The inspiration for Spike Lee’s upcoming Da Sweet Blood of Jesus (2014), Bill Gunn’s 1973 vampire-but-not-quite film Ganja & Hess is being re-released by Eureka! on DVD and Blu-ray. It is a strange creature of the night; jumping back and forth in time, sometimes repeating itself in detail, eliding other important passages entirely. A concise and coherent plot summary is difficult. Dr. Hess Green (Duane Jones) is stabbed by his colleague George Meda (writer-director Bill Gunn) with a relic from an ancient African civilisation. When he wakes up the next day, he is unharmed and finds himself with an incurable hunger for human blood.

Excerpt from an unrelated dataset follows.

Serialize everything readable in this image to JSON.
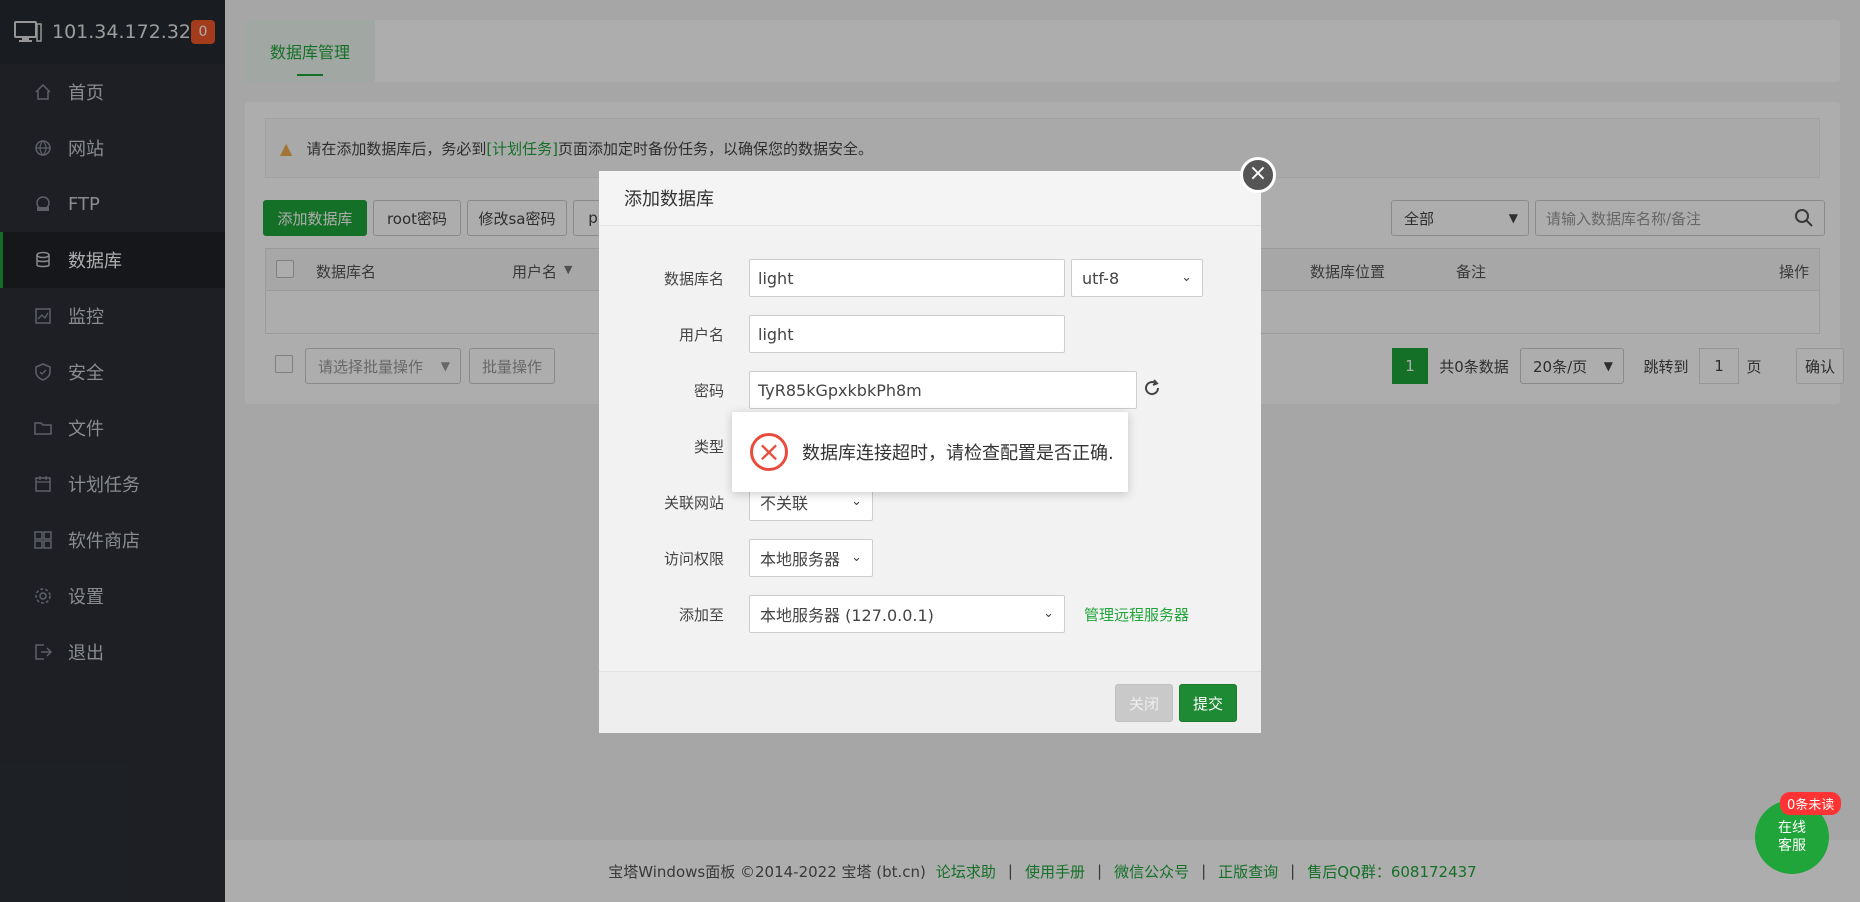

Meda, believing that he has killed Hess, commits suicide. When Meda’s wife, Ganja (Marlene Clark), comes looking for her husband, she and Hess are attracted to each other. The strangeness of the film extends beyond its approach to structure: it mashes together African and Christian symbolism, dedicating lengthy sequences to Hess’s visits to church. Within its protagonist it suggests a conflict between his position as an upstanding, modern, American professional and his heritage, which is both the subject of his academic inquiry and the source of his disease. Despite his desire for blood, Hess doesn’t appear to have any other symptoms traditionally associated with vampirism: he can walk around in daylight; his reflection is visible; he can consume ordinary food and drink alongside blood.
Formally, Gunn’s picture resembles some of the other more left-field films of the era; there’s a dash of Easy Rider (1969) and the work of Nicolas Roeg in Gunn’s use of zoom lenses and methods of scene transition. All of the visual abstraction is underlined by harsh, abrasive sound design. Jones and Clark have an easy, comfortable chemistry that enlivens the movie considerably and goes a long way to making the film more accesible for an audience. The formal quirks are interesting to discuss but make it difficult to engage with – uneven, and rough around the edges as it is. However, given the material and the angles that Gunn seems to be working, it is entirely possible that the film’s lack of cohesion is a deliberate representation of the conflicts and contradictions held within its title characters. Akin to the bonelike dagger that triggers the infection, Ganja & Hess is a disturbing relic that is as confounding as it is effective.